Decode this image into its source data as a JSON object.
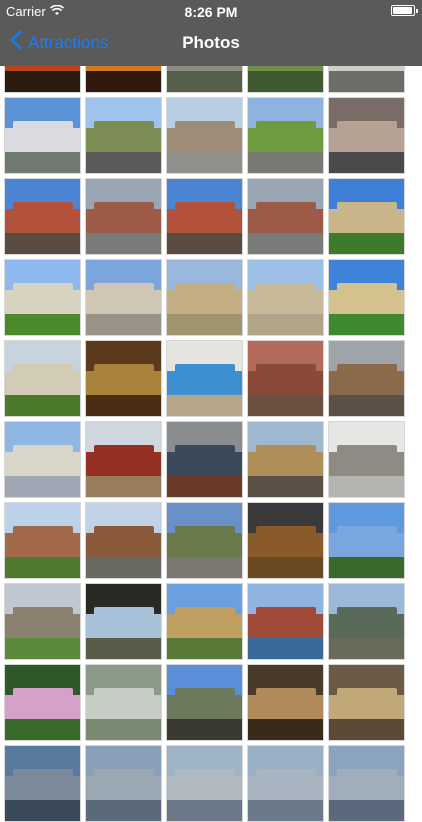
{
  "status": {
    "carrier": "Carrier",
    "time": "8:26 PM"
  },
  "nav": {
    "back_label": "Attractions",
    "title": "Photos"
  },
  "photos": [
    {
      "sky": "#1a0e08",
      "mid": "#b5461a",
      "ground": "#2a1a10"
    },
    {
      "sky": "#1a0c06",
      "mid": "#d07a28",
      "ground": "#30180c"
    },
    {
      "sky": "#6a7a64",
      "mid": "#8b8b86",
      "ground": "#55604a"
    },
    {
      "sky": "#7a8a6a",
      "mid": "#6f8f4a",
      "ground": "#405a30"
    },
    {
      "sky": "#a7a8a5",
      "mid": "#cfcfc8",
      "ground": "#6d6d68"
    },
    {
      "sky": "#5c93d6",
      "mid": "#d9dbe0",
      "ground": "#6f7a70"
    },
    {
      "sky": "#9fc3ea",
      "mid": "#7a8e54",
      "ground": "#5a5a58"
    },
    {
      "sky": "#b9cde3",
      "mid": "#9f8c78",
      "ground": "#8f8f8b"
    },
    {
      "sky": "#8fb3de",
      "mid": "#6e9a40",
      "ground": "#7a7a74"
    },
    {
      "sky": "#7a6d66",
      "mid": "#b5a295",
      "ground": "#4a4a4a"
    },
    {
      "sky": "#4d85d5",
      "mid": "#b3523a",
      "ground": "#5a4a40"
    },
    {
      "sky": "#9aa6b4",
      "mid": "#9d5a46",
      "ground": "#7a7a78"
    },
    {
      "sky": "#4d85d5",
      "mid": "#b3523a",
      "ground": "#5a4a40"
    },
    {
      "sky": "#9aa6b4",
      "mid": "#9d5a46",
      "ground": "#7a7a78"
    },
    {
      "sky": "#3f7fd5",
      "mid": "#c9b58a",
      "ground": "#3d7a2a"
    },
    {
      "sky": "#8db9ee",
      "mid": "#d8d2c0",
      "ground": "#4a8a2a"
    },
    {
      "sky": "#7aa6dc",
      "mid": "#cfc6b5",
      "ground": "#9a9488"
    },
    {
      "sky": "#9ab8de",
      "mid": "#c2ae82",
      "ground": "#a0956e"
    },
    {
      "sky": "#9bbfe5",
      "mid": "#c8b998",
      "ground": "#b0a588"
    },
    {
      "sky": "#3f82da",
      "mid": "#d4c28e",
      "ground": "#3f8a30"
    },
    {
      "sky": "#c7d3df",
      "mid": "#d2ccb7",
      "ground": "#4a7a2a"
    },
    {
      "sky": "#5a3a1a",
      "mid": "#a8823a",
      "ground": "#4a2e14"
    },
    {
      "sky": "#e4e4e0",
      "mid": "#3e8fd0",
      "ground": "#b7a58a"
    },
    {
      "sky": "#b46a5a",
      "mid": "#8a4a3a",
      "ground": "#6a5040"
    },
    {
      "sky": "#9fa4a8",
      "mid": "#8a6a4a",
      "ground": "#5a5046"
    },
    {
      "sky": "#8fb7e4",
      "mid": "#d9d5c8",
      "ground": "#9fa7b5"
    },
    {
      "sky": "#cfd6dd",
      "mid": "#963025",
      "ground": "#9b7c5a"
    },
    {
      "sky": "#8a8d90",
      "mid": "#3a4a5a",
      "ground": "#6a3a2a"
    },
    {
      "sky": "#9fb8d0",
      "mid": "#b08e5a",
      "ground": "#5a5046"
    },
    {
      "sky": "#e6e6e4",
      "mid": "#8f8a82",
      "ground": "#b4b4b0"
    },
    {
      "sky": "#bcd1ea",
      "mid": "#a2694a",
      "ground": "#4f7a30"
    },
    {
      "sky": "#c2d2e6",
      "mid": "#8a5a3a",
      "ground": "#6a6a62"
    },
    {
      "sky": "#6a90c8",
      "mid": "#6a7a4a",
      "ground": "#7a7870"
    },
    {
      "sky": "#3a3a3a",
      "mid": "#8a5a2a",
      "ground": "#6a4a20"
    },
    {
      "sky": "#5d9ae0",
      "mid": "#7aa6e0",
      "ground": "#3a6a2a"
    },
    {
      "sky": "#bfc8d0",
      "mid": "#8a8070",
      "ground": "#5a8a3a"
    },
    {
      "sky": "#2a2a24",
      "mid": "#a8c0d8",
      "ground": "#5a5a48"
    },
    {
      "sky": "#6aa0e0",
      "mid": "#bfa060",
      "ground": "#5a7a3a"
    },
    {
      "sky": "#8fb4e0",
      "mid": "#a04a3a",
      "ground": "#3a6a9a"
    },
    {
      "sky": "#9ab8d8",
      "mid": "#5a6a5a",
      "ground": "#6a6a5a"
    },
    {
      "sky": "#2e5a2a",
      "mid": "#d7a0c8",
      "ground": "#3a6a2a"
    },
    {
      "sky": "#8a9a86",
      "mid": "#c6cdc4",
      "ground": "#7a8a72"
    },
    {
      "sky": "#5a8ed8",
      "mid": "#6a7a5a",
      "ground": "#3a3a30"
    },
    {
      "sky": "#4a3a2a",
      "mid": "#b08a5a",
      "ground": "#3a2a1a"
    },
    {
      "sky": "#6a5a46",
      "mid": "#c0a878",
      "ground": "#5a4a36"
    },
    {
      "sky": "#5a7aa0",
      "mid": "#7a8a9a",
      "ground": "#3a4a5a"
    },
    {
      "sky": "#8aa0b8",
      "mid": "#9aa8b4",
      "ground": "#5a6a7a"
    },
    {
      "sky": "#a0b4c8",
      "mid": "#b0b8c0",
      "ground": "#6a7888"
    },
    {
      "sky": "#9ab0c4",
      "mid": "#a8b4c0",
      "ground": "#6a7a8a"
    },
    {
      "sky": "#8aa4c0",
      "mid": "#a0aebc",
      "ground": "#5a6a7c"
    }
  ]
}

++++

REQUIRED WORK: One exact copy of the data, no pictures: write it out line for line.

RESPONSE TO THE EXERCISE:
Decode this image into its source data as a JSON object.
{
  "status": {
    "carrier": "Carrier",
    "time": "8:26 PM"
  },
  "nav": {
    "back_label": "Attractions",
    "title": "Photos"
  },
  "photos": [
    {
      "sky": "#1a0e08",
      "mid": "#b5461a",
      "ground": "#2a1a10"
    },
    {
      "sky": "#1a0c06",
      "mid": "#d07a28",
      "ground": "#30180c"
    },
    {
      "sky": "#6a7a64",
      "mid": "#8b8b86",
      "ground": "#55604a"
    },
    {
      "sky": "#7a8a6a",
      "mid": "#6f8f4a",
      "ground": "#405a30"
    },
    {
      "sky": "#a7a8a5",
      "mid": "#cfcfc8",
      "ground": "#6d6d68"
    },
    {
      "sky": "#5c93d6",
      "mid": "#d9dbe0",
      "ground": "#6f7a70"
    },
    {
      "sky": "#9fc3ea",
      "mid": "#7a8e54",
      "ground": "#5a5a58"
    },
    {
      "sky": "#b9cde3",
      "mid": "#9f8c78",
      "ground": "#8f8f8b"
    },
    {
      "sky": "#8fb3de",
      "mid": "#6e9a40",
      "ground": "#7a7a74"
    },
    {
      "sky": "#7a6d66",
      "mid": "#b5a295",
      "ground": "#4a4a4a"
    },
    {
      "sky": "#4d85d5",
      "mid": "#b3523a",
      "ground": "#5a4a40"
    },
    {
      "sky": "#9aa6b4",
      "mid": "#9d5a46",
      "ground": "#7a7a78"
    },
    {
      "sky": "#4d85d5",
      "mid": "#b3523a",
      "ground": "#5a4a40"
    },
    {
      "sky": "#9aa6b4",
      "mid": "#9d5a46",
      "ground": "#7a7a78"
    },
    {
      "sky": "#3f7fd5",
      "mid": "#c9b58a",
      "ground": "#3d7a2a"
    },
    {
      "sky": "#8db9ee",
      "mid": "#d8d2c0",
      "ground": "#4a8a2a"
    },
    {
      "sky": "#7aa6dc",
      "mid": "#cfc6b5",
      "ground": "#9a9488"
    },
    {
      "sky": "#9ab8de",
      "mid": "#c2ae82",
      "ground": "#a0956e"
    },
    {
      "sky": "#9bbfe5",
      "mid": "#c8b998",
      "ground": "#b0a588"
    },
    {
      "sky": "#3f82da",
      "mid": "#d4c28e",
      "ground": "#3f8a30"
    },
    {
      "sky": "#c7d3df",
      "mid": "#d2ccb7",
      "ground": "#4a7a2a"
    },
    {
      "sky": "#5a3a1a",
      "mid": "#a8823a",
      "ground": "#4a2e14"
    },
    {
      "sky": "#e4e4e0",
      "mid": "#3e8fd0",
      "ground": "#b7a58a"
    },
    {
      "sky": "#b46a5a",
      "mid": "#8a4a3a",
      "ground": "#6a5040"
    },
    {
      "sky": "#9fa4a8",
      "mid": "#8a6a4a",
      "ground": "#5a5046"
    },
    {
      "sky": "#8fb7e4",
      "mid": "#d9d5c8",
      "ground": "#9fa7b5"
    },
    {
      "sky": "#cfd6dd",
      "mid": "#963025",
      "ground": "#9b7c5a"
    },
    {
      "sky": "#8a8d90",
      "mid": "#3a4a5a",
      "ground": "#6a3a2a"
    },
    {
      "sky": "#9fb8d0",
      "mid": "#b08e5a",
      "ground": "#5a5046"
    },
    {
      "sky": "#e6e6e4",
      "mid": "#8f8a82",
      "ground": "#b4b4b0"
    },
    {
      "sky": "#bcd1ea",
      "mid": "#a2694a",
      "ground": "#4f7a30"
    },
    {
      "sky": "#c2d2e6",
      "mid": "#8a5a3a",
      "ground": "#6a6a62"
    },
    {
      "sky": "#6a90c8",
      "mid": "#6a7a4a",
      "ground": "#7a7870"
    },
    {
      "sky": "#3a3a3a",
      "mid": "#8a5a2a",
      "ground": "#6a4a20"
    },
    {
      "sky": "#5d9ae0",
      "mid": "#7aa6e0",
      "ground": "#3a6a2a"
    },
    {
      "sky": "#bfc8d0",
      "mid": "#8a8070",
      "ground": "#5a8a3a"
    },
    {
      "sky": "#2a2a24",
      "mid": "#a8c0d8",
      "ground": "#5a5a48"
    },
    {
      "sky": "#6aa0e0",
      "mid": "#bfa060",
      "ground": "#5a7a3a"
    },
    {
      "sky": "#8fb4e0",
      "mid": "#a04a3a",
      "ground": "#3a6a9a"
    },
    {
      "sky": "#9ab8d8",
      "mid": "#5a6a5a",
      "ground": "#6a6a5a"
    },
    {
      "sky": "#2e5a2a",
      "mid": "#d7a0c8",
      "ground": "#3a6a2a"
    },
    {
      "sky": "#8a9a86",
      "mid": "#c6cdc4",
      "ground": "#7a8a72"
    },
    {
      "sky": "#5a8ed8",
      "mid": "#6a7a5a",
      "ground": "#3a3a30"
    },
    {
      "sky": "#4a3a2a",
      "mid": "#b08a5a",
      "ground": "#3a2a1a"
    },
    {
      "sky": "#6a5a46",
      "mid": "#c0a878",
      "ground": "#5a4a36"
    },
    {
      "sky": "#5a7aa0",
      "mid": "#7a8a9a",
      "ground": "#3a4a5a"
    },
    {
      "sky": "#8aa0b8",
      "mid": "#9aa8b4",
      "ground": "#5a6a7a"
    },
    {
      "sky": "#a0b4c8",
      "mid": "#b0b8c0",
      "ground": "#6a7888"
    },
    {
      "sky": "#9ab0c4",
      "mid": "#a8b4c0",
      "ground": "#6a7a8a"
    },
    {
      "sky": "#8aa4c0",
      "mid": "#a0aebc",
      "ground": "#5a6a7c"
    }
  ]
}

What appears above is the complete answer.